There are other aspects to the lack of coverage as well. In recent decades, most leading media outlets have cut the number of foreign correspondents on staff and closed down news bureaus abroad, and freelancers like me have filled the void. In their 2014 report “Redefining Foreign Correspondence,” Maxwell Hamilton and Eric Jenner wrote that keeping a foreign correspondent on staff costs approximately $250,000 a year. With that in mind, it makes economic sense to sub out staff for a freelancer who who sells stories for a few hundred dollars apiece, thereby avoiding paying for insurance or security measures. The creation of this new market is not solely due to corporate greed but is also a consequence of technological advances and globalization, and it has certainly opened up some opportunities for journalists who otherwise would not have been able to be published by large mainstream outlets.
This means, however, that we journalists are not being fairly compensated for our work and end up either cutting corners on security or avoiding the most chaotic places that are in most dire need of journalistic coverage and exposure. Either way, the dark side wins and the weakest among us are forced to suffer and die in abject anonymity.

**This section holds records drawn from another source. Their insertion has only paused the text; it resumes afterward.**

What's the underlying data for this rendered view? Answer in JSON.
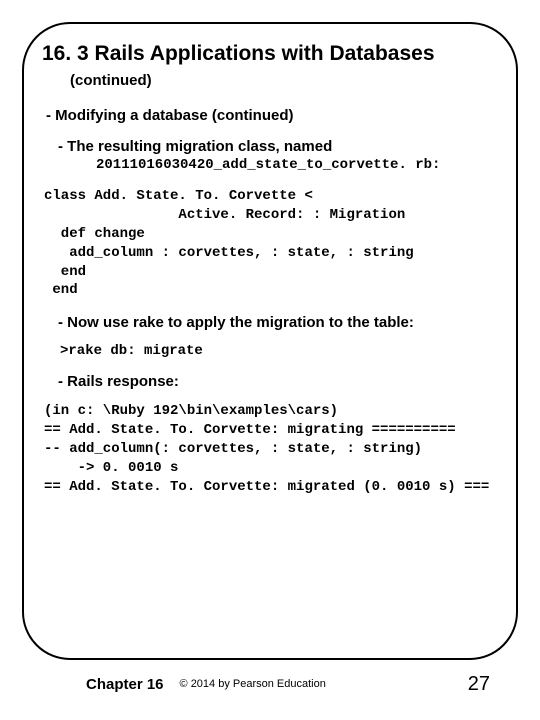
{
  "title": "16. 3 Rails Applications with Databases",
  "subtitle": "(continued)",
  "section_heading": "- Modifying a database (continued)",
  "migration_intro": "- The resulting migration class, named",
  "migration_filename": "20111016030420_add_state_to_corvette. rb:",
  "code_class": "class Add. State. To. Corvette <\n                Active. Record: : Migration\n  def change\n   add_column : corvettes, : state, : string\n  end\n end",
  "rake_intro": "- Now use rake to apply the migration to the table:",
  "rake_cmd": ">rake db: migrate",
  "rails_response_label": "- Rails response:",
  "rails_output": "(in c: \\Ruby 192\\bin\\examples\\cars)\n== Add. State. To. Corvette: migrating ==========\n-- add_column(: corvettes, : state, : string)\n    -> 0. 0010 s\n== Add. State. To. Corvette: migrated (0. 0010 s) ===",
  "footer": {
    "chapter": "Chapter 16",
    "copyright": "© 2014 by Pearson Education",
    "page": "27"
  }
}
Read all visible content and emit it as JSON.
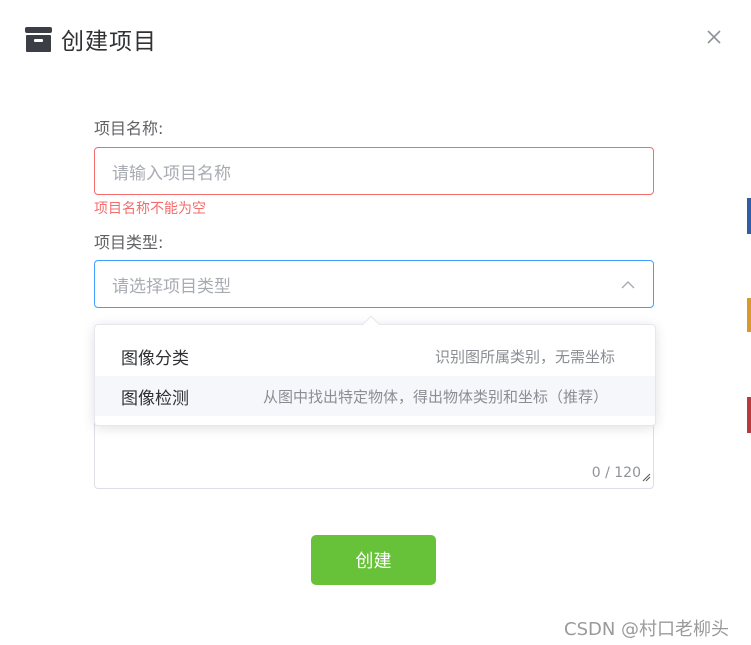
{
  "dialog": {
    "title": "创建项目",
    "title_icon": "archive-box-icon",
    "close_icon": "close-icon"
  },
  "form": {
    "name_label": "项目名称:",
    "name_placeholder": "请输入项目名称",
    "name_error": "项目名称不能为空",
    "type_label": "项目类型:",
    "type_placeholder": "请选择项目类型",
    "type_arrow_icon": "chevron-up-icon",
    "description_value": "",
    "description_count": "0 / 120",
    "submit_label": "创建"
  },
  "dropdown": {
    "options": [
      {
        "label": "图像分类",
        "description": "识别图所属类别，无需坐标",
        "hovered": false
      },
      {
        "label": "图像检测",
        "description": "从图中找出特定物体，得出物体类别和坐标（推荐）",
        "hovered": true
      }
    ]
  },
  "colors": {
    "error": "#f56c6c",
    "focus_border": "#409eff",
    "submit_button": "#67c23a",
    "option_hover": "#f5f7fa"
  },
  "watermark": "CSDN @村口老柳头"
}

This is Caracas, the city that eats you up and spits you out and still keeps your heart and doesn’t let go of it. I came here almost four months ago, thinking I would answer questions for others, but now I only have more of them, finding myself wrapped up in yet another layer of this fractured society. Now, as I’m putting my head on the pillow, traumatized and weary, with armed officers standing at attention outside my door, I know that this isn’t the end for me and Venezuela.
My heart is broken, but it still resides here. God help me, but this isn’t over.
Annika Hernroth-Rothstein is a journalist and political adviser in Sweden.